Health and biodiversity Part I: Wild diseases

Jan van der Ploeg/CIFOR

By |2022-04-28T06:25:07+00:00May 5th, 2020|Biodiversity, Conservation, Essay, Evidence, Health, Illegal Wildlife Trade, In-Depth|Comments Off on Health and biodiversity Part I: Wild diseases

As the COVID-19 pandemic has put both our health systems and our relationship with nature in the spotlight, Nina Seale investigates the relationship between health and biodiversity.

Let’s begin with the elephant in the room: diseases that have transferred from animals to humans. Not just COVID-19, but Severe Acute Respiratory Syndrome (SARS), HIV, bird flu (H5N1), Ebola, swine flu, malaria, Lyme disease and rabies are some of the most well-known infections humans have picked up from wildlife (known as zoonotic diseases).

Trade in wildlife for uses such as consumption and medicine are thought by many scientists to be responsible for the emergence of COVID-19 in 2019 (potentially from the Huanan Seafood Wholesale Market in Wuhan, which is thought to have been selling wildlife including snakes, porcupine and deer); SARS in 2002 (thought to have transferred to humans from masked palm civets and/or raccoon dogs which were being sold for consumption in Guangdong’s animal markets);  Ebola (consumption of raw bushmeat (infected fruit bats, monkeys, apes, forest antelope or porcupines) in West and Central Africa); and HIV (HIV-1 is thought to have infected chimpanzee hunters for the bushmeat trade and HIV-2 from Sooty mangabey monkeys, which are hunted and kept as pets). Livestock has also been traced as a source in the case of the Middle East Respiratory Syndrome (MERS) coronavirus outbreak in 2012, which transferred to humans handling domesticated camels or possibly from consumption of raw camel products like unheated milk.

Why bats?

Bats are often ‘reservoir hosts’ for viruses, meaning they serve as a source of infection and potential reinfection of other species and as a means of sustaining a virus when it is not infecting others. Image: DMCA

With the exception of HIV, there is evidence that all of the above viruses originated in bats, and were then passed to intermediary animals (possibly pangolin for COVID-19, civets for SARS, camels for MERS etc.) before they infected humans. Bats are thought to be ripe for the rapid evolution of viruses into highly aggressive strains due to their fierce immune response (which possibly evolved as a result of bat flight, but that’s a fascinating conversation for another time). Viruses adapt to reproduce quickly, which bats can tolerate but these high viral loads then become extremely infectious when bats (or bat droppings) come into contact with other species. Therefore, in a species where the immune response is not nearly as high as a bat’s (like humans), it is extremely aggressive, leading to outbreaks of severe and highly infectious viruses like COVID-19.

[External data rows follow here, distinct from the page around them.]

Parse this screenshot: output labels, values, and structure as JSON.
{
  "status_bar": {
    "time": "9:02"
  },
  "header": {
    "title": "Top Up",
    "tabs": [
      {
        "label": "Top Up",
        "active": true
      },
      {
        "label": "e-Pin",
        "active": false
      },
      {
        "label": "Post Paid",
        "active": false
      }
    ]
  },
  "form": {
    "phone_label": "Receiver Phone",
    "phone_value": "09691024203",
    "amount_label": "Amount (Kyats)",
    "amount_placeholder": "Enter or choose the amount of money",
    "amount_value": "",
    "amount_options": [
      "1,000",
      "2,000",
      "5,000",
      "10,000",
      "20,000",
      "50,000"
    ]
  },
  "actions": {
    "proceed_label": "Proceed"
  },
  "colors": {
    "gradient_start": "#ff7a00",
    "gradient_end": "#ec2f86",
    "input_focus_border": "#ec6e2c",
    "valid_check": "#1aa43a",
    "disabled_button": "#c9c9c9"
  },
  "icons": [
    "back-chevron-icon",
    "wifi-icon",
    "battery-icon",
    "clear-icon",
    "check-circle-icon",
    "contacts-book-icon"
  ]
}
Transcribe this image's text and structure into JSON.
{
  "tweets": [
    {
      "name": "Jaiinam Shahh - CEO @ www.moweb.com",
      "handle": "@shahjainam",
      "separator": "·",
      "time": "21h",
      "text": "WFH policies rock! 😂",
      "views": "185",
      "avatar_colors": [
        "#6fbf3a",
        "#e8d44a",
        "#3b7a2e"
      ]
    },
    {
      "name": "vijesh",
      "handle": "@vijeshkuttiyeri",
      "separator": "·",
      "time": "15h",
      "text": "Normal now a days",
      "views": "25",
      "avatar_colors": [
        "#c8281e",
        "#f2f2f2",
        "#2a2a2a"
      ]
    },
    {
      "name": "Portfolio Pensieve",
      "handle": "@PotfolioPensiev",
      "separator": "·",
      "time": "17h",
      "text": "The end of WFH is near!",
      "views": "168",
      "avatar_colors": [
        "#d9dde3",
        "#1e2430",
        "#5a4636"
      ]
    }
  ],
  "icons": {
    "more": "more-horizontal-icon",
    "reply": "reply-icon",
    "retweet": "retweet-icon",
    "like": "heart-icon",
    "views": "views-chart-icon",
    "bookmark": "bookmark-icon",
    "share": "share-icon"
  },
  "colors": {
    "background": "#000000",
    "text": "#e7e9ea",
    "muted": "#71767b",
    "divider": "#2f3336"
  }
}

There are conservation implications for bats as a result of being reservoir species for viruses. A predictable response is that human populations affected by a disease which originates in bats will call for large-scale culling of wild bat colonies. This happened when Hendra virus emerged in Australian flying fox populations and in Latin America, where vampire bats are culled as an attempt to control rabies. However, instead of dealing with the problem, this approach has been shown to have the opposite effect. For example, a study of the relationship between vampire bat culls and rabies transmission in Peru found that the size of a bat population barely affected rabies transmission. Plus the culling techniques disproportionately killed adult bats, who are less likely to transmit viruses than young bats, and this also caused greater movement between colonies – spreading viruses more widely.